#### How to complete this task
Determine the count of lines containing "Analytics" in the entries below and return only that figure.

(Web page and app entries)

^^^^^^^^

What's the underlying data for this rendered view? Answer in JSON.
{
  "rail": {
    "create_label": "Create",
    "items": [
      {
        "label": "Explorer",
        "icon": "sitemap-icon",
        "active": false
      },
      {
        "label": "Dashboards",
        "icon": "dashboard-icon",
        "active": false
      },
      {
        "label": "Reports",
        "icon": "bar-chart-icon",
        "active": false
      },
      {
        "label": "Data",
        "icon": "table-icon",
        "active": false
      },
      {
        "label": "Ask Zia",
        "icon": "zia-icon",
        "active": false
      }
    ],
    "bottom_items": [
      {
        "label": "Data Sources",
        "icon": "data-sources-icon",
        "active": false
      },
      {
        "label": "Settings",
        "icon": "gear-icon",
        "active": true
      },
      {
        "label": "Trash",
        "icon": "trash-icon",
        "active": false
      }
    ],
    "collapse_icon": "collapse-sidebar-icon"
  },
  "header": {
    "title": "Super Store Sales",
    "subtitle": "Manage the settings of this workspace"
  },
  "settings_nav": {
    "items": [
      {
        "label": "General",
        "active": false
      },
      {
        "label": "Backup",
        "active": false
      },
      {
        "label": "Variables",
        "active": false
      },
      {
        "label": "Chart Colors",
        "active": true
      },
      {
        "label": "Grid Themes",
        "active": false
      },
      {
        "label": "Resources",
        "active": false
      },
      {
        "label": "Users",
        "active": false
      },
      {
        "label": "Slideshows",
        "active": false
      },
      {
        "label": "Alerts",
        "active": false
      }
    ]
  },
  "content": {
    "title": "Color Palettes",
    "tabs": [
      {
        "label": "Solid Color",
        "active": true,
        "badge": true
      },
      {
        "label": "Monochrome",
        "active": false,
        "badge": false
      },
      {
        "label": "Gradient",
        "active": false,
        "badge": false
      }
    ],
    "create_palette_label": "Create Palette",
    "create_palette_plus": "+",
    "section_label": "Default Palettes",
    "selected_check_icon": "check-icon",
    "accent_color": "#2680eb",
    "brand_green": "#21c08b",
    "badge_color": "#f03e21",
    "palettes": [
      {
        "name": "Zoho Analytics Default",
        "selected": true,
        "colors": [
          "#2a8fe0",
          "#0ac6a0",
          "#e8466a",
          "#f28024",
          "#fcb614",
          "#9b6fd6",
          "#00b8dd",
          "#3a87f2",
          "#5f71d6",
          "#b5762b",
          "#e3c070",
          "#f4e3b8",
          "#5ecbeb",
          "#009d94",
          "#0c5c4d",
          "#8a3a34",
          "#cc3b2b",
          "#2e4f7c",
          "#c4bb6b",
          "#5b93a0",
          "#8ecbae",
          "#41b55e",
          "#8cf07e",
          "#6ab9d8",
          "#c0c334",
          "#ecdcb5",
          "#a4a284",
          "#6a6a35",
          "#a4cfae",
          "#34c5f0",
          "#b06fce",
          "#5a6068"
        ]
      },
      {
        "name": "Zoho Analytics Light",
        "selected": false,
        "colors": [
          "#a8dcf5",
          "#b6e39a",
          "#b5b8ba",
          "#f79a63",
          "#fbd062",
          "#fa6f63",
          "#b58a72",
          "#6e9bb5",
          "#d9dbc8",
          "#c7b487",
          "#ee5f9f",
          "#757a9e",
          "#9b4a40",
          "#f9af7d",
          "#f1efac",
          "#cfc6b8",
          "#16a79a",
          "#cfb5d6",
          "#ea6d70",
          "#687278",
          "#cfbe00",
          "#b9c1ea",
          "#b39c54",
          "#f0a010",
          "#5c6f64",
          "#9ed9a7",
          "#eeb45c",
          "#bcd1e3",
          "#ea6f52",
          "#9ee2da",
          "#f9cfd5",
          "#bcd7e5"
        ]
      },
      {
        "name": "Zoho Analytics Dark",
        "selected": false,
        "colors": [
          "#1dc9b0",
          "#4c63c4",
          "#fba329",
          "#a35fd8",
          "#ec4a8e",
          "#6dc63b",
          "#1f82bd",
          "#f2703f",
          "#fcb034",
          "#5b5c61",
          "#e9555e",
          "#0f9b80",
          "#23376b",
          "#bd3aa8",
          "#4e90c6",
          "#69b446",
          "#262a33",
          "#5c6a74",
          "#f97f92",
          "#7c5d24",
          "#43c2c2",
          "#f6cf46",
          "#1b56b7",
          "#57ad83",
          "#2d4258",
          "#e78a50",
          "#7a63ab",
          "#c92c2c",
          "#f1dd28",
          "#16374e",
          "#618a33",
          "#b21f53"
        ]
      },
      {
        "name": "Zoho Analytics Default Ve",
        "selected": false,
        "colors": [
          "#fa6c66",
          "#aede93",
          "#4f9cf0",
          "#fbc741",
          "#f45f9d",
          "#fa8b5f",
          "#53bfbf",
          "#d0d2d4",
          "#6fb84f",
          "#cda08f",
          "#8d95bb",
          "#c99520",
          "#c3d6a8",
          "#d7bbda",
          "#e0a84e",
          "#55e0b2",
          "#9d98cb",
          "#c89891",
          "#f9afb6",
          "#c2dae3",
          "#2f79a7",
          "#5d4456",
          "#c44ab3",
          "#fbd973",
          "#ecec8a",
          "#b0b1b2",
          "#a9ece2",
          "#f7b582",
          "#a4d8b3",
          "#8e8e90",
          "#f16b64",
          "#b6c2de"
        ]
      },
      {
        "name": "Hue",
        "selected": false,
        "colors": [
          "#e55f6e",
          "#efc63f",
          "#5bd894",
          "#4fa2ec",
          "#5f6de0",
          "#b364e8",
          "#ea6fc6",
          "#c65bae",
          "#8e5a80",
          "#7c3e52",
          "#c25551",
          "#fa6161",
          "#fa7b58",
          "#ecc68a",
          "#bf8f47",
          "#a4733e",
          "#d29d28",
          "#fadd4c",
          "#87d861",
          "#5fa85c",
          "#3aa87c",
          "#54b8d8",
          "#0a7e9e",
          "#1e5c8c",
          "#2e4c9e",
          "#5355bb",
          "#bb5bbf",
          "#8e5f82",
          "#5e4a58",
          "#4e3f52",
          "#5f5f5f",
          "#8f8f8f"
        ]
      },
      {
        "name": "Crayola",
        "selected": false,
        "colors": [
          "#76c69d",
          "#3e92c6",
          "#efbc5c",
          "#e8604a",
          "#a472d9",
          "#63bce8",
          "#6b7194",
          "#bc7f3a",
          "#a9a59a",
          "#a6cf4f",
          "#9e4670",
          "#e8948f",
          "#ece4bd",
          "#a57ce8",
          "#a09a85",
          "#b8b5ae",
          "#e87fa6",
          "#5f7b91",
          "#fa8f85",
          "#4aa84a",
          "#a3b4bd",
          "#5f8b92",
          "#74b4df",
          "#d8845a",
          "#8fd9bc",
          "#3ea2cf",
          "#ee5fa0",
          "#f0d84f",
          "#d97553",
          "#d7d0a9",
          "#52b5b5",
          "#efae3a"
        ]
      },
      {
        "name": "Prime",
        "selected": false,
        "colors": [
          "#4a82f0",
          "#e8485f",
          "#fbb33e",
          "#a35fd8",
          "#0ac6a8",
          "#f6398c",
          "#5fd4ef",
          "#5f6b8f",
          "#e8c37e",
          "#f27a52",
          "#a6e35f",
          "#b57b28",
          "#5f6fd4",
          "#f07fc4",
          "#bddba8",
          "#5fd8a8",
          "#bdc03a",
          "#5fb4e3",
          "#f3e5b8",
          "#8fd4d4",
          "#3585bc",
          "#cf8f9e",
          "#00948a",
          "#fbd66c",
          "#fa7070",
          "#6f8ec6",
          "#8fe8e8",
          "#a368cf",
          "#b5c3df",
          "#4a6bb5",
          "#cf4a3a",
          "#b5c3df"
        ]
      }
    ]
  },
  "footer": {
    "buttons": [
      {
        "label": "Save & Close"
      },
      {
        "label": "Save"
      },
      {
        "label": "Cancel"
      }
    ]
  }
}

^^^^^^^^

#### Result below
4